_WHAT THIS TASK INVOLVES_
Examine the material below. Gather every line in which the string "role" appears.

Segment Open

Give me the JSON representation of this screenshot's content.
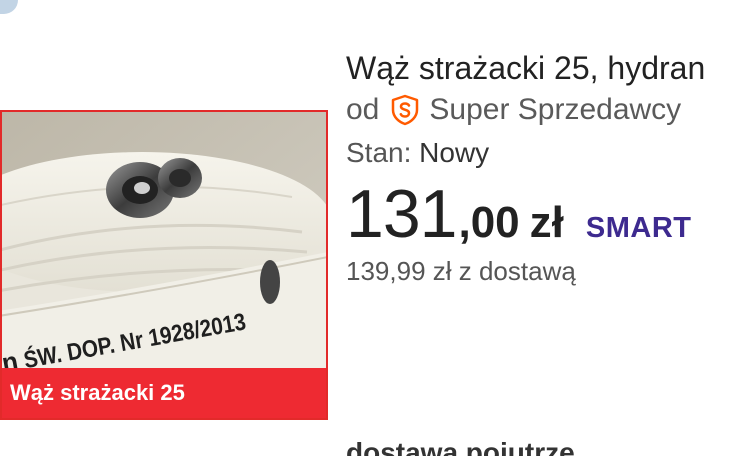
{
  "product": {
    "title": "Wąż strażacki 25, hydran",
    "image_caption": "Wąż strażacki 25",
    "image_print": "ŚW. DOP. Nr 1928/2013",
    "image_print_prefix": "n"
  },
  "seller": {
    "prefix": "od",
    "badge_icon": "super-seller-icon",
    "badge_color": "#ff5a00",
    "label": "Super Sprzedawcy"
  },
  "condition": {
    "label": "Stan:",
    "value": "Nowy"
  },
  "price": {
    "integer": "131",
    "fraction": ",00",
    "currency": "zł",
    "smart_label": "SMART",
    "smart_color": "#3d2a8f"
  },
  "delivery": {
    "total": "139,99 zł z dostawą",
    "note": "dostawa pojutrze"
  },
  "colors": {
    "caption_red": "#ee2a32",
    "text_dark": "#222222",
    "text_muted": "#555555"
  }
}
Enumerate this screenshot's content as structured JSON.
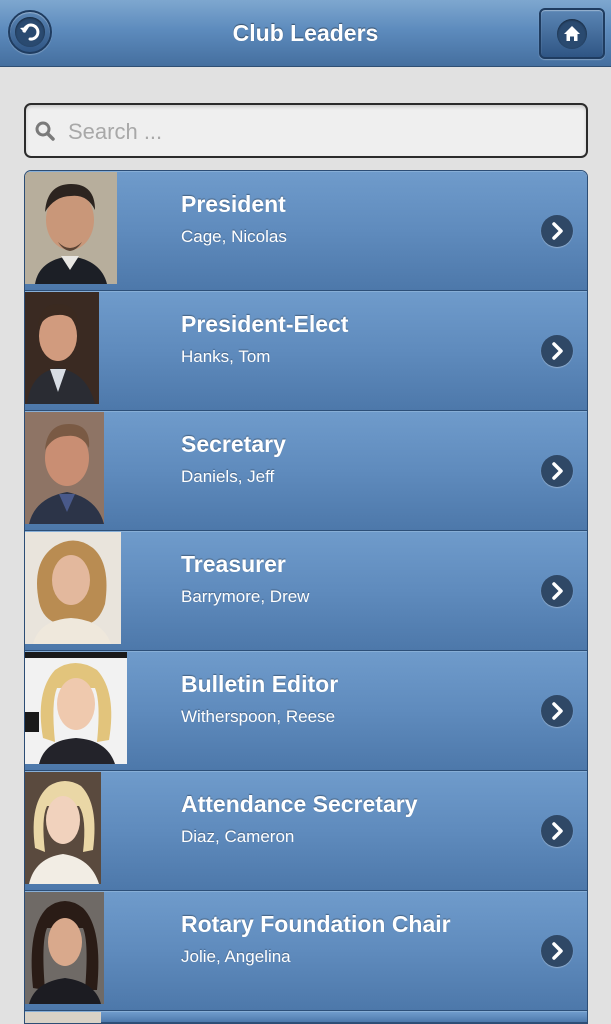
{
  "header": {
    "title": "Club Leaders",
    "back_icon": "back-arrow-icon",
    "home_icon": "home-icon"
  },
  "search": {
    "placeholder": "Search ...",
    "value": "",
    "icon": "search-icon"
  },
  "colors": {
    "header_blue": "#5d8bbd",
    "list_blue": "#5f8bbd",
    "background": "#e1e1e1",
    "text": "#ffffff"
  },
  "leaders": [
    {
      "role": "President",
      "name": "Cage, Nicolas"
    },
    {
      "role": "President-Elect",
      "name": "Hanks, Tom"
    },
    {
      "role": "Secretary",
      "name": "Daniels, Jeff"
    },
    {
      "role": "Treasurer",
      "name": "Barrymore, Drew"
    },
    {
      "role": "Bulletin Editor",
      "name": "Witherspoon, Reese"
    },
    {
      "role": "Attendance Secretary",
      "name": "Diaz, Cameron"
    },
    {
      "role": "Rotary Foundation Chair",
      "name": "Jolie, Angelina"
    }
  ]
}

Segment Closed
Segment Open

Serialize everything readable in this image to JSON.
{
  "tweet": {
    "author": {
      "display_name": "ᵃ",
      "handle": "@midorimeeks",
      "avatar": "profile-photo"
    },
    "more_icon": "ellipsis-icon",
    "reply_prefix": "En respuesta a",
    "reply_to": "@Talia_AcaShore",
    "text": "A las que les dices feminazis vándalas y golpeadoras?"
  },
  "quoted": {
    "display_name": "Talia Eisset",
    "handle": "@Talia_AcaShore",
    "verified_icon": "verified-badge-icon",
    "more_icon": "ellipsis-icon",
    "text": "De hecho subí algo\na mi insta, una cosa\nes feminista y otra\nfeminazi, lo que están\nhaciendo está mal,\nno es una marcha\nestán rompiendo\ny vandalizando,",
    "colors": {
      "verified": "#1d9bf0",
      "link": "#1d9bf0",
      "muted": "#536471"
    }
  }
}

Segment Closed

_TASK RESPONSE_
      "role": "President",
      "role": "President-Elect",
      "role": "Secretary",
      "role": "Treasurer",
      "role": "Bulletin Editor",
      "role": "Attendance Secretary",
      "role": "Rotary Foundation Chair",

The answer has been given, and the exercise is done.